"We will press ahead until we purge Yemen of the scum," said Abu Dhabi Crown Prince Sheikh Mohammed bin Zayed, after the missile attack.
Though the Houthis and their allies have been pushed out of large swaths of the country's south, most notably the port city of Aden, Ould Cheikh Ahmed noted that those who repulsed the Shia rebels were in many cases only allies of convenience with the coalition.
"The instability and violence which have plagued Aden following its capture is likely also a source of concern," wrote the envoy. "The mostly pro-independence Hiraak fighters are unwilling to cooperate fully with the GoY [Government of Yemen] in attempts to expand northward."
"This leaves the coalition dependent on ground troops from Islah, Salafi and AQAP related groups," he wrote, referring in the later instance to groups tied to al Qaeda's affiliate in Yemen, or the terror outfit itself. The envoy said al Qaeda's "increased visibility" in Aden after the Houthis left "has started to raise serious concerns for UAE and in some KSA circles."
On Monday, Doha-owned al Jazeera reported that 1,000 of Qatar's soldiers would be deployed in Yemen's Marib province, along with 200 armored vehicles and 30 Apache helicopters. Al Jazeera said that more troops were expected to deploy "with the aim of securing the Jawf governorate."
Several thousand Emirati soldiers are already believed to be in Yemen, along with Saudi forces.
More than 4,500 people — roughly half of them civilians — have been killed by all sides since the start of the coalition's intervention on March 26, according to the UN. Both the Houthis and the coalition have been accused of gross human rights violations and war crimes. The Houthis regularly shell residential areas indiscriminately, most recently in the contested city of Taiz. As they retreat, anti-Hadi forces have been documented leaving thousands of deadly anti-personnel mines in their wake.
The coalition, meanwhile, has been cited repeatedly by international human rights groups and the UN for likely violating international law by bombing civilian areas. Groups including Human Rights Watch have raised questions over US support for the coalition.
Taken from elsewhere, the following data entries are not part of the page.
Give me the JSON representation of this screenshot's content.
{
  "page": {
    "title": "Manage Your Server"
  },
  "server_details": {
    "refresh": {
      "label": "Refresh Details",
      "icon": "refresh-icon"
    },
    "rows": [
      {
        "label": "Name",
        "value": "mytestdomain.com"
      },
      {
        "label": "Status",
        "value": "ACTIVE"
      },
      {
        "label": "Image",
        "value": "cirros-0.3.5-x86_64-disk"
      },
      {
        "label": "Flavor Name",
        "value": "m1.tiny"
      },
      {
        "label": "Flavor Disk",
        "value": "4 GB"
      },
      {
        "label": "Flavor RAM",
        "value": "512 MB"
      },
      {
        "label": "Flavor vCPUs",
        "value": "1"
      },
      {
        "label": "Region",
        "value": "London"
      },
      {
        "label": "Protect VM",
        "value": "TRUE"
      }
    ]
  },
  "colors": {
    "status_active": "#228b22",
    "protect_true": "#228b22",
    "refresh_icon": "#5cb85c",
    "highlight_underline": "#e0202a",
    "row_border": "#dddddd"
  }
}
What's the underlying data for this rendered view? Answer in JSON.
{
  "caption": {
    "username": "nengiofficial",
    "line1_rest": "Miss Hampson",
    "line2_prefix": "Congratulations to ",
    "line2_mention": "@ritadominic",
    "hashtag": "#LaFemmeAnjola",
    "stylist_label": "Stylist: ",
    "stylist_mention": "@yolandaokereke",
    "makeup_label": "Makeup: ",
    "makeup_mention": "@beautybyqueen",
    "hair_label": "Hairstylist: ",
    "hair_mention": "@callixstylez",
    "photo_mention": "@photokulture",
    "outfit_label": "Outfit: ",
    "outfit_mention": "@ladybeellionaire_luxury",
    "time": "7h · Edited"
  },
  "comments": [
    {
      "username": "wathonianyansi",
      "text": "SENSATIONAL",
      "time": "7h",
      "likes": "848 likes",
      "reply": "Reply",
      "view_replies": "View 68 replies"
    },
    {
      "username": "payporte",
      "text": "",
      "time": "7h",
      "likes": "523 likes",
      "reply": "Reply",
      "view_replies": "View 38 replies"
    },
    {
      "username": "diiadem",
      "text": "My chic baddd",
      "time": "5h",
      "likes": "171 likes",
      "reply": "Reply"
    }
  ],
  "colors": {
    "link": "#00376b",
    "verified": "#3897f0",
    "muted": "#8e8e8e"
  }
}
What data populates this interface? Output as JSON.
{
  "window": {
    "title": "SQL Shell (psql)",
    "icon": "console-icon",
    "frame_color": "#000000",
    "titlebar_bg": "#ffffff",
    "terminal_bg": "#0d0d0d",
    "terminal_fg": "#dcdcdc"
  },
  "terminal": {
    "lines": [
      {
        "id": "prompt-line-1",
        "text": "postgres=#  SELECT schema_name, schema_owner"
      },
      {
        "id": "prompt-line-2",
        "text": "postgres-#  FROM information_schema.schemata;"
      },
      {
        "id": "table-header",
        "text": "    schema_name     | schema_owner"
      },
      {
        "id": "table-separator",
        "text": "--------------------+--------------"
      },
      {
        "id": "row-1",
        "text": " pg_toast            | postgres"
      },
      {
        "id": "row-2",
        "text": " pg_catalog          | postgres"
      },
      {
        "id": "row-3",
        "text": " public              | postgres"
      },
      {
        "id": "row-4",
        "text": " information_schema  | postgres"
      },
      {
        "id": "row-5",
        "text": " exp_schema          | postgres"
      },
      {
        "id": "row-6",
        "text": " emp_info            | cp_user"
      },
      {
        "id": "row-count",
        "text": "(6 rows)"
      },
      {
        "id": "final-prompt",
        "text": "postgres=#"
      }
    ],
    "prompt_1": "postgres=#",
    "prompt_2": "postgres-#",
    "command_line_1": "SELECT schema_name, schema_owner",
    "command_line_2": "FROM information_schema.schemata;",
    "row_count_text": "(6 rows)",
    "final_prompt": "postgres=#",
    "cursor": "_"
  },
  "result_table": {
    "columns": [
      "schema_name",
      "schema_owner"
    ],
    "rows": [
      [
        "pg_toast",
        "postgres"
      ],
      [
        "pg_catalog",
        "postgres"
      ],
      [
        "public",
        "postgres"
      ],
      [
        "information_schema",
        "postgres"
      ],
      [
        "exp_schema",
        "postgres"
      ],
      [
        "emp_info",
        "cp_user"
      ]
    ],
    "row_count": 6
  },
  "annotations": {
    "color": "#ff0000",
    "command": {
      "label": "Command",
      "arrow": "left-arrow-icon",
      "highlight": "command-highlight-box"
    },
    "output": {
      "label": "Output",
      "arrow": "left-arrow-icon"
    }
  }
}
Washington provides logistical and targeting assistance to the Saudis, and has recently greenlit billions in arms sales for the Kingdom.
Though members of Hadi's government have called a battle for Sanaa "imminent," Ould Cheikh Ahmed, considering recent Houthi counterattacks, offered a more sobering assessment.
"The coalition's difficulties moving northward suggest that an assault on Sanaa would likely be difficult and [more] time-consuming than they had previously expected," he told Feltman.
"In light of the above, I have reached the conclusion that we should now move towards a new round of direct talks," he said. The envoy suggested that the talks, which would follow failed negotiations in Geneva in July, take place in Oman prior to the Muslim holiday of Eid al-Adha, on September 23.
But despite UN efforts and messaging from the Houthis, both sides have hardened their stance, at least on the battlefield. Past humanitarian pauses have been completely ignored by the coalition and the Houthis.
In Muscat, the envoy said he had scraped the barrel with Houthi representatives, as he pushed them to compromise.
"It will be difficult, at this stage, to push them towards further concessions," he wrote.
But whatever the Houthis tell Ould Cheikh Ahmed matters little if the Saudis don't take UN-sponsored talks in Oman seriously, something the envoy alluded to in his email.
"US officials were disappointed that Saudis had sent relatively junior representatives," wrote Ould Cheikh Ahmed, adding that "the meetings unfortunately shed very little light on KSA's strategy in the conflict or their willingness to support a negotiated settlement in the near future."
Follow Samuel Oakford on Twitter: @samueloakford